CALL US: 216-397-4080  | CLIENT HELP DESK: 216-539-3686

Leave a 5-star Review; Get Arrested

Leave a 5-Star Review, Get Arrested

Riverbank Ruminations; Observations from The Banks of The Technology River

Tom Evans; Ashton Engineer Emeritus

The riot activity in Philadelphia following the death of George Floyd resulted in millions of dollars in property damage. Included in the damage to buildings and property were police cars that were set on fire. One of the arsonists was apprehended through some interesting police work using publicly available information and social media. This article details how the arsonist was found. I am going to hit the high points to emphasize what you need to be concerned about, even if you haven’t committed a crime.

What You Post Online Stays Online

The physical description of the arsonist came from news video, video footage on Vimeo, and pictures submitted to the FBI by photographers who were on site. The arsonist was wearing a mask, goggles, and gloves. She had a distinctive t-shirt, and a tattoo was visible on her arm.

The t-shirt was found on the website A 5-star review from “alleycatlore” from Philadelphia caught the investigators’ interest. Searching other websites turned up a user named “lore-elisabeth” on Searching found a person named Lore Elisabeth in Philadelphia who worked as a massage therapist. A video on the company website showed her giving a massage, and a tattoo matching the one in the riot footage was clearly visible. The FBI was able to trace the phone number on the website to an address for a person named Lore Blumenthal. Records subpoenaed from showed delivery of a t-shirt identical to the one in the riot footage to the Blumenthal address.  She is now in custody.

What is the lesson here, other than setting fire to police cars is a bad idea? A little old fashioned searching on the web can reveal a lot about you, your employees, and your company, perhaps more than you would care to have known. While the searching here was done by law enforcement to prosecute criminal behavior, they didn’t employ anything unique to law enforcement until they got down to subpoenaing some information. They probably could have gotten what they needed in other ways (social engineering) if they didn’t need to follow legal protocols to obtain legal evidence.

You Are A Target. Like It Or Not.

You might feel that you or your company is not a target worthy of such investigative efforts on the part of bad guys. You are not wealthy or your company is not very big. Keep in mind that many ransomware attacks result in demands based on what the victim can (or the attacker thinks they can) pay. Also, you may not be the actual target the bad guy is after. In many cases, it’s not an immediate connection, but rather three degrees of separation. The city of Griffin, Georgia lost $800,000 in a BEC (Business email compromise) scam. The point of entry for the scam was a vendor that did regular business with the city. The vendor network was compromised and used to scam the city. Would you like to be the entry point for an attack on one of your biggest customers?

What Should You Post?

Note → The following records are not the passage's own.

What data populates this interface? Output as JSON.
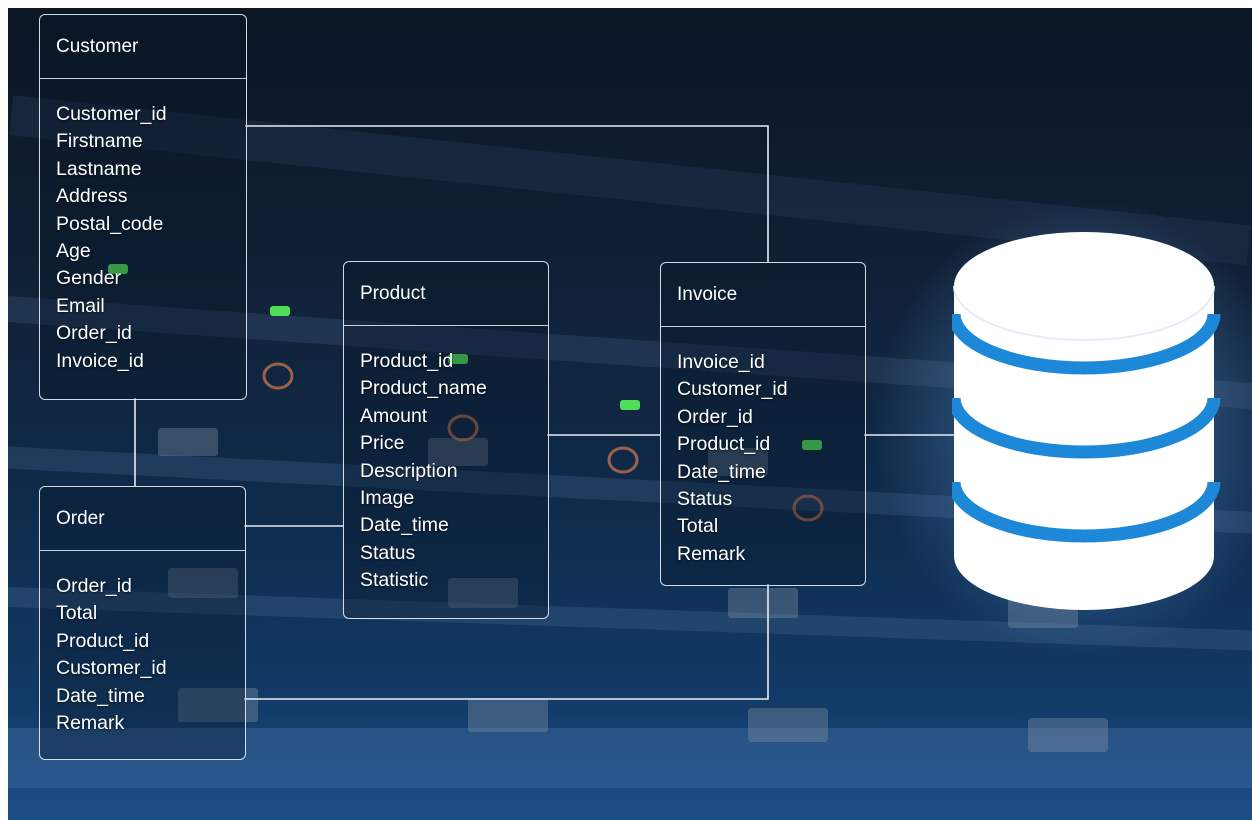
{
  "entities": [
    {
      "id": "customer",
      "name": "Customer",
      "fields": [
        "Customer_id",
        "Firstname",
        "Lastname",
        "Address",
        "Postal_code",
        "Age",
        "Gender",
        "Email",
        "Order_id",
        "Invoice_id"
      ]
    },
    {
      "id": "product",
      "name": "Product",
      "fields": [
        "Product_id",
        "Product_name",
        "Amount",
        "Price",
        "Description",
        "Image",
        "Date_time",
        "Status",
        "Statistic"
      ]
    },
    {
      "id": "invoice",
      "name": "Invoice",
      "fields": [
        "Invoice_id",
        "Customer_id",
        "Order_id",
        "Product_id",
        "Date_time",
        "Status",
        "Total",
        "Remark"
      ]
    },
    {
      "id": "order",
      "name": "Order",
      "fields": [
        "Order_id",
        "Total",
        "Product_id",
        "Customer_id",
        "Date_time",
        "Remark"
      ]
    }
  ],
  "relationships": [
    {
      "from": "customer",
      "to": "invoice"
    },
    {
      "from": "customer",
      "to": "order"
    },
    {
      "from": "order",
      "to": "product"
    },
    {
      "from": "product",
      "to": "invoice"
    },
    {
      "from": "order",
      "to": "invoice"
    },
    {
      "from": "invoice",
      "to": "database"
    }
  ],
  "database_icon": "database-cylinder-icon",
  "colors": {
    "line": "#e6ecf5",
    "db_body": "#ffffff",
    "db_band": "#1e88d8",
    "background": "#0f2a4a"
  }
}
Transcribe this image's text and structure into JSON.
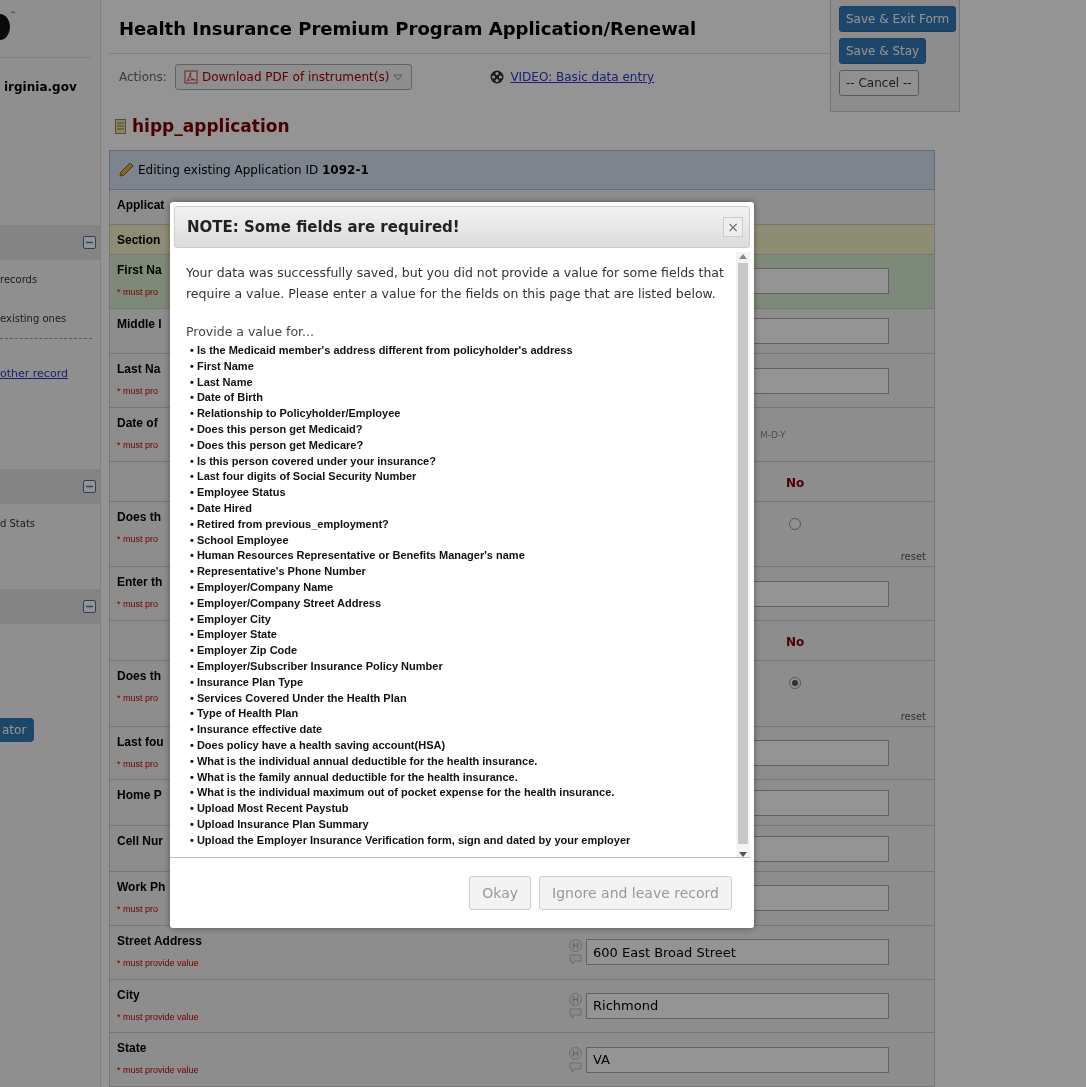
{
  "sidebar": {
    "trademark": "™",
    "site": "irginia.gov",
    "sections": [
      {
        "expanded": true,
        "items": [
          {
            "kind": "text",
            "text": "records"
          },
          {
            "kind": "text",
            "text": "existing ones"
          },
          {
            "kind": "link",
            "text": "other record"
          }
        ]
      },
      {
        "expanded": true,
        "items": [
          {
            "kind": "text",
            "text": "d Stats"
          }
        ]
      },
      {
        "expanded": true,
        "items": [
          {
            "kind": "button",
            "text": "ator"
          }
        ]
      }
    ]
  },
  "header": {
    "title": "Health Insurance Premium Program Application/Renewal",
    "actions_label": "Actions:",
    "download": "Download PDF of instrument(s)",
    "video_link": "VIDEO: Basic data entry"
  },
  "save_panel": {
    "buttons": [
      {
        "kind": "primary",
        "label": "Save & Exit Form"
      },
      {
        "kind": "primary",
        "label": "Save & Stay"
      },
      {
        "kind": "default",
        "label": "-- Cancel --"
      }
    ]
  },
  "form": {
    "instrument": "hipp_application",
    "banner": "Editing existing Application ID **1092-1**",
    "rows": [
      {
        "kind": "plain",
        "label": "Applicat",
        "highlighted": false
      },
      {
        "kind": "section",
        "label": "Section",
        "highlighted": false
      },
      {
        "kind": "input",
        "label": "First Na",
        "note": "* must pro",
        "highlighted": true
      },
      {
        "kind": "input",
        "label": "Middle I",
        "highlighted": false
      },
      {
        "kind": "input",
        "label": "Last Na",
        "note": "* must pro",
        "highlighted": false
      },
      {
        "kind": "date",
        "label": "Date of",
        "note": "* must pro",
        "format": "M-D-Y",
        "highlighted": false
      },
      {
        "kind": "radio_header",
        "option": "No",
        "highlighted": false
      },
      {
        "kind": "radio",
        "label": "Does th",
        "note": "* must pro",
        "checked": false,
        "reset": "reset",
        "highlighted": false
      },
      {
        "kind": "input",
        "label": "Enter th",
        "note": "* must pro",
        "highlighted": false
      },
      {
        "kind": "radio_header",
        "option": "No",
        "highlighted": false
      },
      {
        "kind": "radio",
        "label": "Does th",
        "note": "* must pro",
        "checked": true,
        "reset": "reset",
        "highlighted": false
      },
      {
        "kind": "input",
        "label": "Last fou",
        "note": "* must pro",
        "highlighted": false
      },
      {
        "kind": "input",
        "label": "Home P",
        "highlighted": false
      },
      {
        "kind": "input",
        "label": "Cell Nur",
        "highlighted": false
      },
      {
        "kind": "input",
        "label": "Work Ph",
        "note": "* must pro",
        "highlighted": false
      },
      {
        "kind": "input_with_help",
        "label": "Street Address",
        "note": "* must provide value",
        "value": "600 East Broad Street",
        "highlighted": false
      },
      {
        "kind": "input_with_help",
        "label": "City",
        "note": "* must provide value",
        "value": "Richmond",
        "highlighted": false
      },
      {
        "kind": "input_with_help",
        "label": "State",
        "note": "* must provide value",
        "value": "VA",
        "highlighted": false
      }
    ]
  },
  "dialog": {
    "title": "NOTE: Some fields are required!",
    "close": "×",
    "message": "Your data was successfully saved, but you did not provide a value for some fields that require a value. Please enter a value for the fields on this page that are listed below.",
    "list_intro": "Provide a value for...",
    "fields": [
      "• Is the Medicaid member's address different from policyholder's address",
      "• First Name",
      "• Last Name",
      "• Date of Birth",
      "• Relationship to Policyholder/Employee",
      "• Does this person get Medicaid?",
      "• Does this person get Medicare?",
      "• Is this person covered under your insurance?",
      "• Last four digits of Social Security Number",
      "• Employee Status",
      "• Date Hired",
      "• Retired from previous_employment?",
      "• School Employee",
      "• Human Resources Representative or Benefits Manager's name",
      "• Representative's Phone Number",
      "• Employer/Company Name",
      "• Employer/Company Street Address",
      "• Employer City",
      "• Employer State",
      "• Employer Zip Code",
      "• Employer/Subscriber Insurance Policy Number",
      "• Insurance Plan Type",
      "• Services Covered Under the Health Plan",
      "• Type of Health Plan",
      "• Insurance effective date",
      "• Does policy have a health saving account(HSA)",
      "• What is the individual annual deductible for the health insurance.",
      "• What is the family annual deductible for the health insurance.",
      "• What is the individual maximum out of pocket expense for the health insurance.",
      "• Upload Most Recent Paystub",
      "• Upload Insurance Plan Summary",
      "• Upload the Employer Insurance Verification form, sign and dated by your employer"
    ],
    "buttons": [
      "Okay",
      "Ignore and leave record"
    ]
  }
}
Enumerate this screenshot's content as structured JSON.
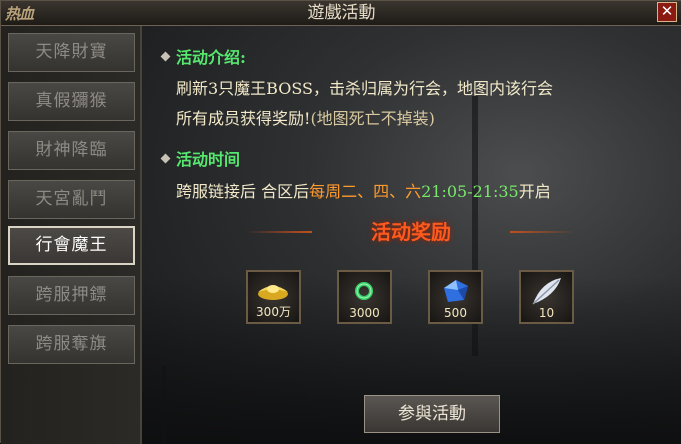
{
  "window": {
    "title": "遊戲活動",
    "close_label": "✕",
    "logo": "热血"
  },
  "sidebar": {
    "items": [
      {
        "label": "天降財寶",
        "active": false
      },
      {
        "label": "真假獼猴",
        "active": false
      },
      {
        "label": "財神降臨",
        "active": false
      },
      {
        "label": "天宮亂鬥",
        "active": false
      },
      {
        "label": "行會魔王",
        "active": true
      },
      {
        "label": "跨服押鏢",
        "active": false
      },
      {
        "label": "跨服奪旗",
        "active": false
      }
    ]
  },
  "main": {
    "intro_title": "活动介绍:",
    "intro_line1": "刷新3只魔王BOSS，击杀归属为行会，地图内该行会",
    "intro_line2": "所有成员获得奖励!",
    "intro_line2_note": "(地图死亡不掉装)",
    "time_title": "活动时间",
    "time_prefix": "跨服链接后 合区后",
    "time_days": "每周二、四、六",
    "time_range": "21:05-21:35",
    "time_suffix": "开启",
    "reward_title": "活动奖励",
    "rewards": [
      {
        "icon": "gold-ingot-icon",
        "count": "300万"
      },
      {
        "icon": "jade-ring-icon",
        "count": "3000"
      },
      {
        "icon": "blue-gem-icon",
        "count": "500"
      },
      {
        "icon": "feather-icon",
        "count": "10"
      }
    ],
    "join_label": "参與活動"
  },
  "colors": {
    "section_title": "#56e86e",
    "reward_title": "#ff5a1e",
    "days": "#ff9a2e",
    "time": "#78e86a"
  }
}
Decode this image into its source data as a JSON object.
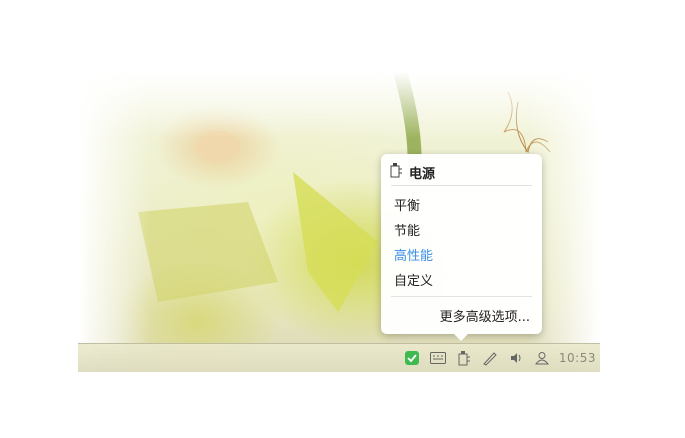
{
  "power_menu": {
    "title": "电源",
    "options": [
      {
        "label": "平衡",
        "selected": false
      },
      {
        "label": "节能",
        "selected": false
      },
      {
        "label": "高性能",
        "selected": true
      },
      {
        "label": "自定义",
        "selected": false
      }
    ],
    "more_label": "更多高级选项..."
  },
  "taskbar": {
    "clock": "10:53",
    "tray_icons": [
      "security-check-icon",
      "keyboard-icon",
      "power-plug-icon",
      "pen-icon",
      "volume-icon",
      "user-icon"
    ]
  },
  "colors": {
    "selected_text": "#3b8ee8",
    "security_green": "#3fb950"
  }
}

The case of Lore Blumenthal should be an object lesson for individuals and businesses alike. The more information about you, your business, or employees that is available online, the easier it is for the bad guys to come up with something that they can use to social engineer their way into your network. Obviously, you need an internet presence these days, but what should that include? Should you have a biography of all your senior officers including educational institutions attended, hobbies, fraternities, etc? Is that kind of information needed to do business? You need some contact information and probably titles. The fact that the president of the company breeds collies and is a member of the AKC probably does not help convince people to order the widgets your company makes. Likewise, your employees posting information about who got promoted and who is in charge of wire transfers is probably not going to help make people want to do business with you, especially if that information is on Facebook.

Do you check the internet to find out what someone could find out about you, your company, and your employees? From the technical side, you get a penetration test done. This is a process where your network is checked for weaknesses that attackers could use. The last line of defense in any network is the people on it. Social engineering is the weapon used against them. Information about them is the ammunition for that weapon.

It would be useful to know if your policies (you do have them, don’t you?) about what can be posted publicly are being followed. If someone is publicly posting information that should remain within the company, this is something that can be used in a social engineering attack. As in the Griffin, Georgia case, the attackers had information that was accurate to use as a basis for setting up the scam. When the attacker has information that makes them seem more legitimate, they are more likely to be successful.

I suspect that Lore Blumenthal didn’t expect a review that she posted would lead to her arrest. It just shows that information can be obtained from anywhere and used for any purpose. Even if you can’t contain it, you need to understand where it is and how it can be used.

Related Posts